I follow its rays with the warmth of my love.
I think with my thinking's best thoughts of joy
On the stirrings of your heart.
May they strengthen you,
May they carry you,
May they cleanse you.
I want to gather my thoughts of joy
Before the steps of your life,
That they unite with your will for life,
So that it finds itself with strength,
In the world,
Through itself.

Monday, May 23, 2011

I Wish You Happy Days

Ugh. It’s my child.

No parent wants to admit that his or her child is the rabble-rouser, the attention-demander, the sometimes-shouter, the crazy face.

But here goes.

Hi, my name is Emily and my child is intense.

I’m giving in, and admitting to the universe that Luciya Leona, light of my life, who turned four years old this month, is, often enough, a nutjob. She is deliberate and demanding and vivacious and loud. She stands up in the stroller and pushes to the front of the line and can fall unexpectedly into a wailing mess in under a second. She is sensitive and observant and way too quick on the uptake. She is touchy and just a bit too loving.

Wait, too loving? Is there something wrong with that? Yeah. It’s the whole “boundaries” thing.

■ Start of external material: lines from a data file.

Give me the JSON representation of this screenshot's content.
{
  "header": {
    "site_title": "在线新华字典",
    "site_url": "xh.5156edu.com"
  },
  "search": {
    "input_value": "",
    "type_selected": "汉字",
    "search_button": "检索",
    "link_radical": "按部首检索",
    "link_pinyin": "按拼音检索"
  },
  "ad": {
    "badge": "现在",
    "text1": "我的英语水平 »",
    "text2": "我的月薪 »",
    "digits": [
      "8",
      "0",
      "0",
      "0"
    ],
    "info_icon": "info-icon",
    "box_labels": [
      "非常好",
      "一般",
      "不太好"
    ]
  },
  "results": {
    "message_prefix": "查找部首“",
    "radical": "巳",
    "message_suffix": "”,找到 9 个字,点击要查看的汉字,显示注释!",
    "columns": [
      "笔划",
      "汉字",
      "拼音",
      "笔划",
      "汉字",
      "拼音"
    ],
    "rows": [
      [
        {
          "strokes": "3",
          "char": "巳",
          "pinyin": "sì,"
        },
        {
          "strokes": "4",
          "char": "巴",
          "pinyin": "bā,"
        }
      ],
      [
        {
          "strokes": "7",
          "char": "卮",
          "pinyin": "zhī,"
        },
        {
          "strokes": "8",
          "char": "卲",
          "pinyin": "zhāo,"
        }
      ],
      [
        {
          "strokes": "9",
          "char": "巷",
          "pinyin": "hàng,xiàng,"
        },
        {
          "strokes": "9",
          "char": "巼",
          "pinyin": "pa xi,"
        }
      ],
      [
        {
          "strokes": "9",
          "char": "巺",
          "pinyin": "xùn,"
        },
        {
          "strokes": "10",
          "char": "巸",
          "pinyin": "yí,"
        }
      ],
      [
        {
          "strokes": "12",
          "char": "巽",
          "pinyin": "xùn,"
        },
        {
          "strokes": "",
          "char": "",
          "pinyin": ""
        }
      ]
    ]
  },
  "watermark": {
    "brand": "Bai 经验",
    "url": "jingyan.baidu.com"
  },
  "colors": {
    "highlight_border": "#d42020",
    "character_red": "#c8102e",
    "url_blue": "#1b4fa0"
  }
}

A couple months ago, Luciya casually mentioned that a little girl in her preschool didn’t want to sit next to her in circle. My mommy hackles immediately went up. Come again? A child doesn’t want to sit next to my daughter? My bright, funny, sweet, engaging, daughter? Well. Let me just call the teacher about this one.

Turns out, the other child isn’t a snooty snob. She just doesn’t like to be hugged all day long. And my Luciya, as it happens, is the squeezer. You know the one. The one who is always trying to pick up the other kids, or lead them – a bit too strongly – down the lane. The one who scoots a little closer to the other child so their knees touch. The bubble-less child.

In a way, I’m happy about that fact that Luciya is comfortable enough in assuming the world loves her to want to be physically close to everyone. The child is certainly not shy, and she really has yet to meet anyone by whom she feels threatened. So that’s cool. But it also means we’ve been having to have the “keep your hands to yourself” talk. And it’s getting better.

Luciya responds excellently, and often immediately, to positive reinforcement (which – Hi, my name is Emily and my kid makes me want to pull my hair out – I need to get better at). She has a shining beacon in this ever-intriguing, ever-expanding world in her gorgeous preschool teacher, Miss Jen.

Miss Jen takes Luciya and eight other 3 and 4 year olds two mornings a week to a colorful room attached to her house that is called Happy Days. And I literally count my lucky twirling stars that my child gets this experience each week. Luciya emerges from the Happy Days gate each day at 11:30 with a spring in her step and pride on her face. Every day, she produces incredibly adorable, outright impressive works of art that my walls are becoming too scarce to display. Miss Jen is an artist, and her heart and time pour into providing these lucky children impeccable beauty in the materials she provides them, the projects they colorfully create, the quality of supplies they use, and the creative freedom they are encouraged to explore. Luciya is learning jubilantly, feeling proud, and letting her imagination fly.

When Luciya is overly … well, Luciya, Miss Jen positively redirects her, and always makes her feel safe. I feel 100% confident that my child is in a blessed and remarkable setting.

And I wish I could be a three-year-old again, too.

I wish I could be welcomed to a lovely and serene setting each morning with a hug and an “I love you,” only to be guided through some beautiful, happy songs and encouraged to touch and glitter and paint and glue and imagine to my heart’s content. I want to envision leprechauns that I’ll trap in my very own creation and learn my letters through physical movements.

I am so grateful for Happy Days because I know that my ambitious, confident, often reckless child is cradled in beautiful, loving security.

What else would any mother want for her child?

I’m Emily, and one thing I’ve done right as a parent is send my delightful first-born to a great preschool.

Thanks, Miss Jen. My little caterpillar has grown so well with you. Thank you so much for loving her, and for preparing her to soar.

She’ll be the butterfly with the glittery rainbow wings.